Name-Calling In Our Schools


Students are provided with the opportunity to objectively observe the way in which name-calling and other types of disrespectful language are used in school over a three-day period. Students are asked to reflect on their observations, to look for patterns of behavior, and to begin to consider ways in which the problem of name-calling might be addressed in their school.


  • Students will be able to describe the extent and nature of name-calling and verbal bullying in school
  • Students will reflect on the problem of name-calling and develop strategies to address it
  • Students will be able to observe, record and analyze behavior in their school

Age/Experience Level

6th-12th Grade

Things to Prep & Tools Needed 

Pens; notebooks; student handouts: Name-Calling in Our School and Name Calling Log


30-40 minutes or one class period to introduce the activity; 3 days of observations; 45 minutes or one class period to debrief


Ask students to raise their hands if they have never been called a name or talked to in a mean or disrespectful way.

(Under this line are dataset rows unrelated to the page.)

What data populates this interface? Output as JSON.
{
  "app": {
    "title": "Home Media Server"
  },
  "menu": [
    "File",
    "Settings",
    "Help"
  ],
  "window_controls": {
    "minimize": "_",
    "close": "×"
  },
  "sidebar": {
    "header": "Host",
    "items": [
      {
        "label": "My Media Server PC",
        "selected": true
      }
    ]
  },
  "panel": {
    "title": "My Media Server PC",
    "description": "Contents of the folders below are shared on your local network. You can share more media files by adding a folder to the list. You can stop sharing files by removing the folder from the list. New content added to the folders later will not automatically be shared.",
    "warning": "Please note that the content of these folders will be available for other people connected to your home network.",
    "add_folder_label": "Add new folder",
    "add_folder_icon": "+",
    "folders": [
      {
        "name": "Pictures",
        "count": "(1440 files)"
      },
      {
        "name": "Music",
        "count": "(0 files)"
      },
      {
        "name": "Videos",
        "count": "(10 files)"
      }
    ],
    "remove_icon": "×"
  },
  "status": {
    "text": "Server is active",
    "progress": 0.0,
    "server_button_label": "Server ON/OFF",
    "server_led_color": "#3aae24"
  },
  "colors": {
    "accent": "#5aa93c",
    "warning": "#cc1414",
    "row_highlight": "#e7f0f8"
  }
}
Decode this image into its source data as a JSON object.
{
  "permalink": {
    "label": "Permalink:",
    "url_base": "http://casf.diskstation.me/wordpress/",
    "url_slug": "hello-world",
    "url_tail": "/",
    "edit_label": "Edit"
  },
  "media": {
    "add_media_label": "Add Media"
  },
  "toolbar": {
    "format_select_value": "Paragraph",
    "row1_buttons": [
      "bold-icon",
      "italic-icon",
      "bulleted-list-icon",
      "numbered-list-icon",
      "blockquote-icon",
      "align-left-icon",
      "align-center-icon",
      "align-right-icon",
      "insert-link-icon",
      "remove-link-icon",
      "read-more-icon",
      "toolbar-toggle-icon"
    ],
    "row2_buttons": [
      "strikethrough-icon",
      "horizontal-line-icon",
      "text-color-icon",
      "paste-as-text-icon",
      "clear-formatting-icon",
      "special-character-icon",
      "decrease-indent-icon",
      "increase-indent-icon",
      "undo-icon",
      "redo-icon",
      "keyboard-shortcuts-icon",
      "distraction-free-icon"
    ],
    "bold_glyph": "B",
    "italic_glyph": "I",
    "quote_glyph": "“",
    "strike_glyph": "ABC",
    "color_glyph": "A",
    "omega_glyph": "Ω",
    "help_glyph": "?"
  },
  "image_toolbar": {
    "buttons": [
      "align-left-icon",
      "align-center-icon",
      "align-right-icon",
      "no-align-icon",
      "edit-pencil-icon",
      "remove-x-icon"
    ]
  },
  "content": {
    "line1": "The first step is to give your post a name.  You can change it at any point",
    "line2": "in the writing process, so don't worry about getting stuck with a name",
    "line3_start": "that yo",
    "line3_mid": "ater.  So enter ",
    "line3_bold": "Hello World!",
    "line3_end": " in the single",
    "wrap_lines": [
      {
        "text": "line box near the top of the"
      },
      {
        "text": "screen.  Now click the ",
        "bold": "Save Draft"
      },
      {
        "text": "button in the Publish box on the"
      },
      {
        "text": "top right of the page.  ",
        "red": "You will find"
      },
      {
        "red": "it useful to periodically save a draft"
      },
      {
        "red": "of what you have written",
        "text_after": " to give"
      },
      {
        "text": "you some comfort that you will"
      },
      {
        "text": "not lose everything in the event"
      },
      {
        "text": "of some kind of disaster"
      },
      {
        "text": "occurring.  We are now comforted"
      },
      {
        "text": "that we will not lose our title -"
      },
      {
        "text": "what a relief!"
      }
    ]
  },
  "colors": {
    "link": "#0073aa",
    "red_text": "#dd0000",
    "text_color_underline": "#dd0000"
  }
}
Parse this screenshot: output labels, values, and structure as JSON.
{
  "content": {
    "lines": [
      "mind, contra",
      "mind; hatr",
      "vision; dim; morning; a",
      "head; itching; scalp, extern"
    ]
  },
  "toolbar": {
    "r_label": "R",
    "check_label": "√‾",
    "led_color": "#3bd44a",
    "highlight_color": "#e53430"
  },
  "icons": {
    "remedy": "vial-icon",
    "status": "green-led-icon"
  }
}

Most likely there will be very few or no students raising their hands. Note the pervasiveness of name-calling in their lives and how it is often taken for granted as natural or normal. Write one or more of the following phrases on the board:

  • Sticks and stones may break my bones, but names will never hurt me.
  • Boys will be boys.
  • Teasing is just a natural part of growing up.
  • It’s just a joke—everyone says it

Ask students if they agree with the above sentiments, all of which are commonly used to explain or respond to name-calling. Ask if they think name-calling is a problem in their lives or just a natural part of growing up that everyone must endure. Allow some time for discussion. Inform students that they will be participating in some observation over the course of three days to objectively examine the extent and nature of name-calling in their schools, and to further consider whether it is inevitable or a problem they can do something about.


Give each student a copy of the Student Handouts, Name-Calling in Our School and Name Calling Log. Review the following steps, which are included in their handout:

Step 1: Prepare

Make a few copies of the attached chart or get a notebook that you can use to record your observations. Keep your charts or notebook with you at all times while you are at school or on your way to/from school over the next three days.

Step 2: Plan

Think about the most appropriate times and places to observe. In addition to writing down what you see and hear as you go about your regular day, you may want to spend extra time in the gym, cafeteria, hallways or other locations. Check with your teacher to make sure your plan is okay.

Step 3: Observe

Keep your ears open and your mouth zipped. As a researcher, your job is to watch, listen, and write down all examples of name-calling, verbal bullying or other examples of disrespectful language. Try to observe only and to stay out of name-calling situations that you encounter. If a student looks like they need support, ask an adult for help.

Step 4: Write

You will be trying to record the information below for each incident. Try to keep your notes brief so that it doesn’t take too long to capture each incident.

WHO: Record information about the name-caller and the person on the receiving end, but no names please! Write down your best guess about the age/grade of the people involved, their gender (boy, girl), and other important characteristics.

WHEN AND WHERE: The time of the incident and the location (classroom, cafeteria, hallway, yard, gym, bus, etc.)

WHAT: The exact words that are said

HOW: The tone in which the comment is made (angry, joking, upset, etc.)

RESPONSE: The response of the person(s) being targeted, if any

RESPONSE: The response of bystanders to the incident, if any


At the end of the three days of observation, ask students to reflect upon their observations and answer the following questions. This can be done as a homework assignment, in-class writing assignment, or small group discussion:

  • What types of name-calling are most common (names about looks, behavior, intelligence, physical ability, friends, family, race, ethnicity, sexual comments, curses or other cruel words, etc.)?
  • Who is most likely to get bullied and to do the bullying? (No names—just characteristics)
  • Where/when did most incidents of name-calling take place? Were adults or other students around?
  • What was the intent of the name-calling in most cases (to tease, joke, hurt, get revenge, etc.)?
  • How did the targets of name-calling respond?
  • Did an adult or other student get involved? If so, how?
  • How do you think the problem of name-calling should be addressed in your school?

Revisit the question with which you began this lesson—is name-calling inevitable or a problem we can do something about? As a follow-up, students may be asked to write a report that summarizes their observations and what they have learned about name-calling in their school.

They should include their ideas for ways to reduce or end name-calling in their school community. Their reports can be presented to the school principal, guidance staff, or others in a position to help implement change. As a class, select one or more ideas that you will work on collaboratively to put into action.

Opportunities for Differentiation:

For younger students or students that need more assistance give them a specific class period that they should observe at least once in the next three days (ex: recess or gym class). For older students or students that need more of a challenge you can give them GLSEN’s Quick Guide to Meeting With Decision Makers and have them plan out how they would present their findings to decision makers.


Other Lessons to Explore: Learning Empowerment and Self-Identification,  Challenging Assumptions, Creating an Anti-Slur Policy, Blow the Whistle on Name-Calling